The web and desktop apps work basically the same. There’s a column of your notebooks & tags, a column with the notes in the notebook you have selected, and then a larger column with the selected note displayed. From there you can edit, share, delete or print your note. Organizing notes in your “all notes” or “My Notebook” column is a simple drag & drop interface.
There is a web clipper available for all major browsers. The web clipper can save just the URL, a selection of a page, or a whole page. You can add a clip to a particular notebook and tag it during the clipping process. It makes bookmarking web pages an absolute snap.
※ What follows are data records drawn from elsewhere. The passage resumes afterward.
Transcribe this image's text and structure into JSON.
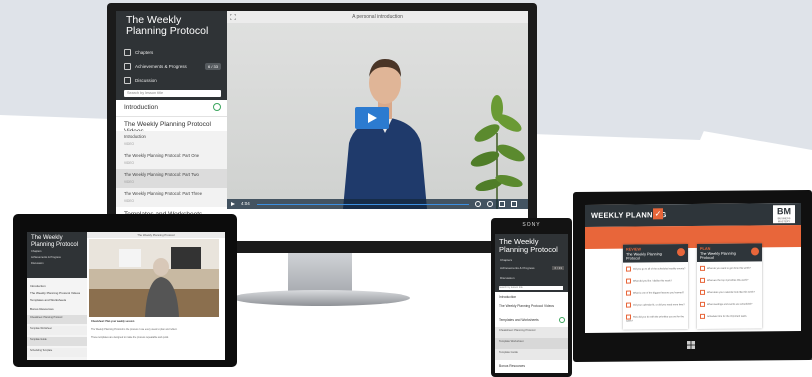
{
  "desktop": {
    "course_title": "The Weekly Planning Protocol",
    "nav": [
      {
        "label": "Chapters",
        "icon": "list-icon"
      },
      {
        "label": "Achievements & Progress",
        "icon": "trophy-icon",
        "badge": "6 / 33"
      },
      {
        "label": "Discussion",
        "icon": "chat-icon"
      }
    ],
    "search_placeholder": "Search by lesson title",
    "sections": {
      "intro": "Introduction",
      "videos": "The Weekly Planning Protocol Videos",
      "templates": "Templates and Worksheets"
    },
    "lessons": [
      {
        "title": "Introduction",
        "meta": "VIDEO"
      },
      {
        "title": "The Weekly Planning Protocol: Part One",
        "meta": "VIDEO"
      },
      {
        "title": "The Weekly Planning Protocol: Part Two",
        "meta": "VIDEO"
      },
      {
        "title": "The Weekly Planning Protocol: Part Three",
        "meta": "VIDEO"
      }
    ],
    "video_title": "A personal introduction",
    "time": "4:04"
  },
  "tablet_left": {
    "title": "The Weekly Planning Protocol",
    "nav": [
      "Chapters",
      "Achievements & Progress",
      "Discussion"
    ],
    "sections": [
      "Introduction",
      "The Weekly Planning Protocol Videos",
      "Templates and Worksheets",
      "Bonus Resources"
    ],
    "items": [
      "Cheatsheet: Planning Protocol",
      "Template Worksheet",
      "Template Guide",
      "Scheduling Template"
    ],
    "header": "The Weekly Planning Protocol",
    "caption": "Cheatsheet: Plan your weekly session",
    "body1": "The Weekly Planning Protocol is the process I use every week to plan and reflect.",
    "body2": "These templates are designed to make the process repeatable and quick."
  },
  "phone": {
    "brand": "SONY",
    "title": "The Weekly Planning Protocol",
    "nav": [
      {
        "label": "Chapters"
      },
      {
        "label": "Achievements & Progress",
        "badge": "6 / 33"
      },
      {
        "label": "Discussion"
      }
    ],
    "search_placeholder": "Search by lesson title",
    "sections": [
      "Introduction",
      "The Weekly Planning Protocol Videos",
      "Templates and Worksheets",
      "Bonus Resources"
    ],
    "items": [
      "Cheatsheet: Planning Protocol",
      "Template Worksheet",
      "Template Guide"
    ]
  },
  "tablet_right": {
    "logo": "WEEKLY PLANNING",
    "brand": "BM",
    "brand_sub": "BUSINESS MASTERY",
    "cards": [
      {
        "kicker": "REVIEW",
        "title": "The Weekly Planning Protocol",
        "items": [
          "Did you go to all of the scheduled weekly events?",
          "What did you like / dislike this week?",
          "What is one of the biggest lessons you learned?",
          "Did your calendar fit, or did you need more time?",
          "How did you do with the priorities you set for the week?"
        ]
      },
      {
        "kicker": "PLAN",
        "title": "The Weekly Planning Protocol",
        "items": [
          "What do you want to get done this week?",
          "What are the top 3 priorities this week?",
          "What does your calendar look like this week?",
          "What meetings and events are scheduled?",
          "Schedule time for the important tasks."
        ]
      }
    ]
  },
  "colors": {
    "sidebar": "#2f3336",
    "accent": "#2c7bd0",
    "orange": "#e8663a",
    "green": "#3ba55d"
  }
}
The mobile app is the star of the show for me. I have used it extensively during all my dealings with the insurance companies following my accident (which I still haven’t written about, I know). You can snap a picture from your phone and add it to a note. I took a picture of the other driver’s insurance card so that I would have it for later. To this note I have added all of the information I have gotten from the two insurance companies and who I’ve spoken to, contact numbers, what was said to me. Then, no matter whether it’s Jesse or me talking to the insurance, we have all the information we need. I have used it to save coupon codes and invitations.
There is also a widget that makes it one click to add a note by typing, taking a picture, speaking or sketching. You can also just open Evernote or search your notes from the widget as well.
The Nook app requires an SD card (makes sense) which I don’t have yet, so I haven’t tried that one yet.
All of these apps sync to the cloud, so no matter where you are, you have access to all of your notes.
When I first started using it, I found the learning curve to be a bit steep, but eventually got the hang of it. Now I can hardly imagine life without it. I’m not even exaggerating. It’s the ultimate cure for mommy brain. I don’t even have to think about it. I can just take a picture, save to Evernote. Bam. It’s there wherever & whenever I need it.
The tag line is “Remember Everything” and they have built just the product to allow you to do that.